Our detailed knowledge of the life stories of these five cohorts of people have provided enormous insight into the correlation between life circumstances and life fulfilment.

Based on her analysis of the research, Pearson suggests five key findings. I list these below in a highly simplified form:

  1. Inequality at birth affects the health of babies (and their subsequent prospects in education and life). This finding influenced the foundation of the Britain’s National Heath Service.
  2. If a country has an education system based on selective schools, the life chances of those children who do not attend the ‘best’ schools are diminished (for many different reasons).
  3. Those mothers who smoke during pregnancy reduce the birth weight and life prospects of their children.
  4. In the 1980s many of those people born in the 1946, 1958 and 1970 birth cohorts began to put on weight at around the same time. This was the start of the current obesity problem, with all the health and lifestyle implications that now diminish the lives of those who are badly overweight.
  5. Children born into disadvantaged circumstance have less social mobility. They are more likely to remain ‘trapped’ in their disadvantaged childhood circumstances throughout life.
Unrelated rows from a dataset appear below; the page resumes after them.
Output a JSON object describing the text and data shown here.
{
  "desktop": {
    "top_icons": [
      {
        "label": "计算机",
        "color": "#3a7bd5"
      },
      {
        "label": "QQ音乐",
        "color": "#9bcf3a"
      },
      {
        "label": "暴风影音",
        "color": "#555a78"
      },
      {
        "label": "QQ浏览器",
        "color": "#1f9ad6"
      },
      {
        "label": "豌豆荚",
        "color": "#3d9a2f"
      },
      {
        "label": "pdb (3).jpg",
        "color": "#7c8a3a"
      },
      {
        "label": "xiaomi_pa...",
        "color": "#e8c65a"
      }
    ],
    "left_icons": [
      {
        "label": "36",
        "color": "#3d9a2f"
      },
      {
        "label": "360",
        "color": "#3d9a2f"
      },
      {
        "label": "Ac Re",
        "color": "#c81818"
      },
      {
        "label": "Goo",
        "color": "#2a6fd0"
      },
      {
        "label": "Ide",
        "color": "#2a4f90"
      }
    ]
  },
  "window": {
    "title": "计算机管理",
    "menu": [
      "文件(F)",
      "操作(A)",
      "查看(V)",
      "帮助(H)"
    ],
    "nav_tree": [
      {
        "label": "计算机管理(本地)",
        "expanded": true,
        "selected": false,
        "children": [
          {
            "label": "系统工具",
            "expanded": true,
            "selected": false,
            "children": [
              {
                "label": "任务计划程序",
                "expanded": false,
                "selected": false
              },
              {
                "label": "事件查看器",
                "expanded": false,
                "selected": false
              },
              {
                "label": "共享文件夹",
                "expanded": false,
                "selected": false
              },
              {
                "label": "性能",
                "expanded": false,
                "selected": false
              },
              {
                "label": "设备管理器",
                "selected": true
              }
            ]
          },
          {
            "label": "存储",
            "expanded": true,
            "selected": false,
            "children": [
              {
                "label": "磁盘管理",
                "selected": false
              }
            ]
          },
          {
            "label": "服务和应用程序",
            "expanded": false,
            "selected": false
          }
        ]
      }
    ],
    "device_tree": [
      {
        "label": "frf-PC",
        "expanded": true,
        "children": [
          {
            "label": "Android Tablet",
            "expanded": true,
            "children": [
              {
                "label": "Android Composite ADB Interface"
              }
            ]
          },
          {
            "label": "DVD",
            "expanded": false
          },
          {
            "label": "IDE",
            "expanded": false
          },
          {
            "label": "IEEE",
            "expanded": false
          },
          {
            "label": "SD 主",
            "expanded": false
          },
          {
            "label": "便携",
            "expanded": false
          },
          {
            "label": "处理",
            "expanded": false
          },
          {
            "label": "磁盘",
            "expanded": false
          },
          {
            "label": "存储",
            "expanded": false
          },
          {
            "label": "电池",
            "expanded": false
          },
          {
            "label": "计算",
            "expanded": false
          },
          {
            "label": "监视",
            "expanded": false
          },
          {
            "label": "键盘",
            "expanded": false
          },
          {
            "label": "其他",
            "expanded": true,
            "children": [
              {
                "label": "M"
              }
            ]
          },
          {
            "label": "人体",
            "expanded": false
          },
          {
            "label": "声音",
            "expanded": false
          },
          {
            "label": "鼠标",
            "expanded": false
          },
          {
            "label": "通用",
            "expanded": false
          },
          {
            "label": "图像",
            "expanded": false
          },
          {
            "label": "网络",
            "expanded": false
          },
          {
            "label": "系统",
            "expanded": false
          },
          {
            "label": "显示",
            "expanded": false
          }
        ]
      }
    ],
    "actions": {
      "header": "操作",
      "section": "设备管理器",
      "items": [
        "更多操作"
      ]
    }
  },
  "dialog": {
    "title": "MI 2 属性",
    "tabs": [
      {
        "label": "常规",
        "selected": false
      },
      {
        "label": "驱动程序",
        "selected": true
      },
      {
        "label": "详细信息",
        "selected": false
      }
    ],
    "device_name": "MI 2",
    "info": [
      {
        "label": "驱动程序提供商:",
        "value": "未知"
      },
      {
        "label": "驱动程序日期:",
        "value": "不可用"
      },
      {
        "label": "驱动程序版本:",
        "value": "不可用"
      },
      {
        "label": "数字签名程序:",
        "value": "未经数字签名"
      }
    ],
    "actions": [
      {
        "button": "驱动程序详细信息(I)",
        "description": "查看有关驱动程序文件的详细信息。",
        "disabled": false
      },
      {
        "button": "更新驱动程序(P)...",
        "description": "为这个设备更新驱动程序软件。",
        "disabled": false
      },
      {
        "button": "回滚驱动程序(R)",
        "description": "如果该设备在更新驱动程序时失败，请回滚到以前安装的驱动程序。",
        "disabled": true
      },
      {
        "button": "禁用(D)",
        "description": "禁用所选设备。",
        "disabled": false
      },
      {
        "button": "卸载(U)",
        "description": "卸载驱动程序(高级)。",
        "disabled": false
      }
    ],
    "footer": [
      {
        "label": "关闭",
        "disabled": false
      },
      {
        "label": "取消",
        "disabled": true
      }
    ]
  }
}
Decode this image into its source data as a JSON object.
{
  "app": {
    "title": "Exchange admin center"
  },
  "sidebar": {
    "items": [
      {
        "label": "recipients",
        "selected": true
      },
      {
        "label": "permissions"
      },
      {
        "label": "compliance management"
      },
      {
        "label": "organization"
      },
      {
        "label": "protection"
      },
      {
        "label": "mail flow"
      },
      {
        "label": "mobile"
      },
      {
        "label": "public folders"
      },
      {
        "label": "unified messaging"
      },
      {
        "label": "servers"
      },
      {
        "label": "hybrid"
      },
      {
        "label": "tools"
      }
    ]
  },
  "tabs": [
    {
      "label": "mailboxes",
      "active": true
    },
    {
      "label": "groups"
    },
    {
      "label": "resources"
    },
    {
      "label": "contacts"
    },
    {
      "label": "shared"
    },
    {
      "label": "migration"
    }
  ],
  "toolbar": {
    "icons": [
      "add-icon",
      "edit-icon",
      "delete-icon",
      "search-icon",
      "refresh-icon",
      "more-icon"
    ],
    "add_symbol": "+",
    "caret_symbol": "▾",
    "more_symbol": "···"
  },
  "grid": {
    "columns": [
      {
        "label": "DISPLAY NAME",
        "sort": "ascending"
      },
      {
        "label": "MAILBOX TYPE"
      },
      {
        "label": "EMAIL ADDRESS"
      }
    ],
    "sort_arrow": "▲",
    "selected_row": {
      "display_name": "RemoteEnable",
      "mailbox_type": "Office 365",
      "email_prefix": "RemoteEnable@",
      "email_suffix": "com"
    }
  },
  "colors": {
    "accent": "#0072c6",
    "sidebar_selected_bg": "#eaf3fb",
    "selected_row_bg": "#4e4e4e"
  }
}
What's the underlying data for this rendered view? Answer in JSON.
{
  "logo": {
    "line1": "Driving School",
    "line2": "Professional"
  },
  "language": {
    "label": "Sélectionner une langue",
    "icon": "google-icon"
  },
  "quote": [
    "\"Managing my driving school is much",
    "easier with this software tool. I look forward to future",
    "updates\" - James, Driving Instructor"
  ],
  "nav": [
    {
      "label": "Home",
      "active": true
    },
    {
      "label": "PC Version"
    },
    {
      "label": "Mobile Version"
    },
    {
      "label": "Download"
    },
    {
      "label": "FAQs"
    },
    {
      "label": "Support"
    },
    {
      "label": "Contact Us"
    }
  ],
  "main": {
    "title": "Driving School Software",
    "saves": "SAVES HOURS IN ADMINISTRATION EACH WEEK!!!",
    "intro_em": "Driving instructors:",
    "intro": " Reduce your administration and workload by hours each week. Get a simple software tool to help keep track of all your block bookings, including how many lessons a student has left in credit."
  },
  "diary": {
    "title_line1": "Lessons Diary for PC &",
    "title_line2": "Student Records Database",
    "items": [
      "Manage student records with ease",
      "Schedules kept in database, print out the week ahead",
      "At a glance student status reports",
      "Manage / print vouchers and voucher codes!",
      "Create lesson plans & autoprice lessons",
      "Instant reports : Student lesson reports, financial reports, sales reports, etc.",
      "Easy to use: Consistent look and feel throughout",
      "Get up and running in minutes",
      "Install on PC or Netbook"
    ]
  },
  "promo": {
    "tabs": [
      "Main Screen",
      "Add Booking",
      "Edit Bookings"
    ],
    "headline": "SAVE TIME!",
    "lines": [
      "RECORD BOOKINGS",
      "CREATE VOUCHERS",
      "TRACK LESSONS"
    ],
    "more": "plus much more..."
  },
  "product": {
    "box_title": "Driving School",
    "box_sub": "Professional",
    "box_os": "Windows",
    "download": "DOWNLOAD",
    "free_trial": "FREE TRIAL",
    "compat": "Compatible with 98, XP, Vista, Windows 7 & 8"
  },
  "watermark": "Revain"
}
These findings provide grim reading! However, Pearson identifies four sets of circumstances which seem to enable some children to overcome their difficult circumstances and succeed. Here are those circumstances, in summary form:

  1. Children whose parents are highly interested and engaged in their children’s upbringing and who are ambitious for them, are more likely to succeed in life.
  2. Schools that are ambitious for their students are more likely to produce children who succeed in life.
  3. Children born in better locations, for example a town where there are plenty of job opportunities, thrive more than those born in depressed regions.
  4. Children who are highly motivated to overcome the disadvantaged circumstances in which they grow up are more likely to succeed. Self-motivation is a key factor in life success.

This empirical evidence from the real life stories of tens of thousands of children born in different decades provides huge insight into how we should raise and educate our youngsters. Understanding this, the bigger challenge facing all of us as parents, teachers, and government leaders is this: in the face of the dreadful inequalities we see all around us, what will we do about it?

Thank you.

*Helen Pearson. The Life Project (2016). Allen Lane (Penguin Books), publisher.

Next time: More research that points us in the right direction.